How to Schedule an IC Advocacy District Visit


Not able to make it to Washington to meet with your Congressional leaders? Rally other interstitial cystitis (IC) patients, caregivers, family members, friends and healthcare professionals to re ach out to lawmakers in your home state.


Members of Congress pay close attention to the concerns of their constituents, and sharing your IC experiences with your members of Congress is the most effective form of advocacy.

And, you can also meet with congressional staff in your House member and Senators’ offices year-round. Even when your member of Congress is working out of their Washington office, you can meet with a locally-based staffer like the district director and discuss the importance of dedicated federal support for IC. After your meeting, the staffer you meet with will provide a summary to the healthcare staffer in the Washington, DC office. Let us know how it goes and the ICA can also follow up with the Congressional health aids in your member’s Capitol Hill office.

Here’s How to Tell Your IC Story to Your Congressional L eaders Locally

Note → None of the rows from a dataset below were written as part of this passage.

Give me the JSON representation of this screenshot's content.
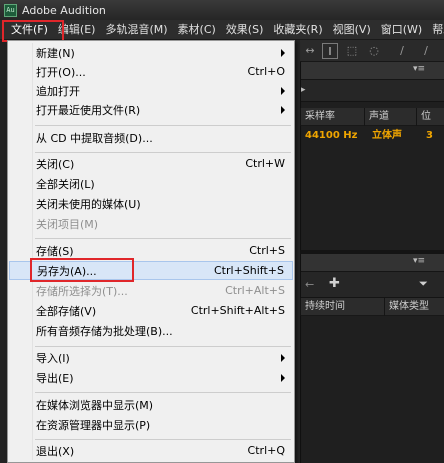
{
  "window": {
    "title": "Adobe Audition",
    "icon_text": "Au"
  },
  "menubar": {
    "items": [
      "文件(F)",
      "编辑(E)",
      "多轨混音(M)",
      "素材(C)",
      "效果(S)",
      "收藏夹(R)",
      "视图(V)",
      "窗口(W)",
      "帮助"
    ]
  },
  "file_menu": {
    "items": [
      {
        "label": "新建(N)",
        "shortcut": ""
      },
      {
        "label": "打开(O)...",
        "shortcut": "Ctrl+O"
      },
      {
        "label": "追加打开",
        "shortcut": ""
      },
      {
        "label": "打开最近使用文件(R)",
        "shortcut": ""
      },
      {
        "label": "从 CD 中提取音频(D)...",
        "shortcut": ""
      },
      {
        "label": "关闭(C)",
        "shortcut": "Ctrl+W"
      },
      {
        "label": "全部关闭(L)",
        "shortcut": ""
      },
      {
        "label": "关闭未使用的媒体(U)",
        "shortcut": ""
      },
      {
        "label": "关闭项目(M)",
        "shortcut": ""
      },
      {
        "label": "存储(S)",
        "shortcut": "Ctrl+S"
      },
      {
        "label": "另存为(A)...",
        "shortcut": "Ctrl+Shift+S"
      },
      {
        "label": "存储所选择为(T)...",
        "shortcut": "Ctrl+Alt+S"
      },
      {
        "label": "全部存储(V)",
        "shortcut": "Ctrl+Shift+Alt+S"
      },
      {
        "label": "所有音频存储为批处理(B)...",
        "shortcut": ""
      },
      {
        "label": "导入(I)",
        "shortcut": ""
      },
      {
        "label": "导出(E)",
        "shortcut": ""
      },
      {
        "label": "在媒体浏览器中显示(M)",
        "shortcut": ""
      },
      {
        "label": "在资源管理器中显示(P)",
        "shortcut": ""
      },
      {
        "label": "退出(X)",
        "shortcut": "Ctrl+Q"
      }
    ]
  },
  "files_panel": {
    "columns": [
      "采样率",
      "声道",
      "位"
    ],
    "row": {
      "sample_rate": "44100 Hz",
      "channels": "立体声",
      "bits": "3"
    }
  },
  "media_panel": {
    "columns": [
      "持续时间",
      "媒体类型"
    ]
  },
  "icons": {
    "panel_menu": "panel-menu-icon",
    "add": "add-icon",
    "filter": "filter-icon"
  }
}
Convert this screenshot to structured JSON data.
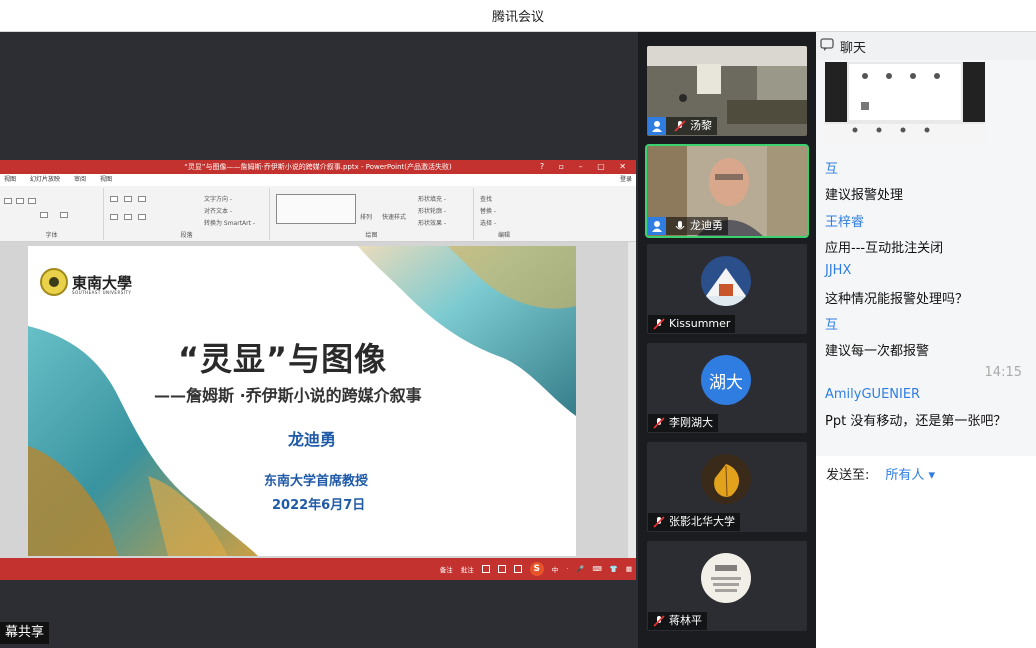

    1. Find your members of Congress by going to www.congress.org and entering you zip code on the right side of the page. Choose the state (Senate) and district (House) office most convenient for you.
    2. Call the state and district office and ask to schedule a meeting. Let them know that you are a constituent and would like a meeting to discuss interstitial cystitis, a health issue.
    3. Let the ICA know whose office you are meeting with, and we will provide you with leave-behind materials and talking points, as well as any other briefing information or support you might need.
    4. After your meeting, make sure to follow up with the staffer and thank them for meeting with you. This is a great opportunity to provide any additional materials or information requested during your meeting.
    5. Let us know how it went. Email takingaction@ichelp.org and we’ll also follow up for you with the Washington DC-based health staffers.
Posted February 22, 2011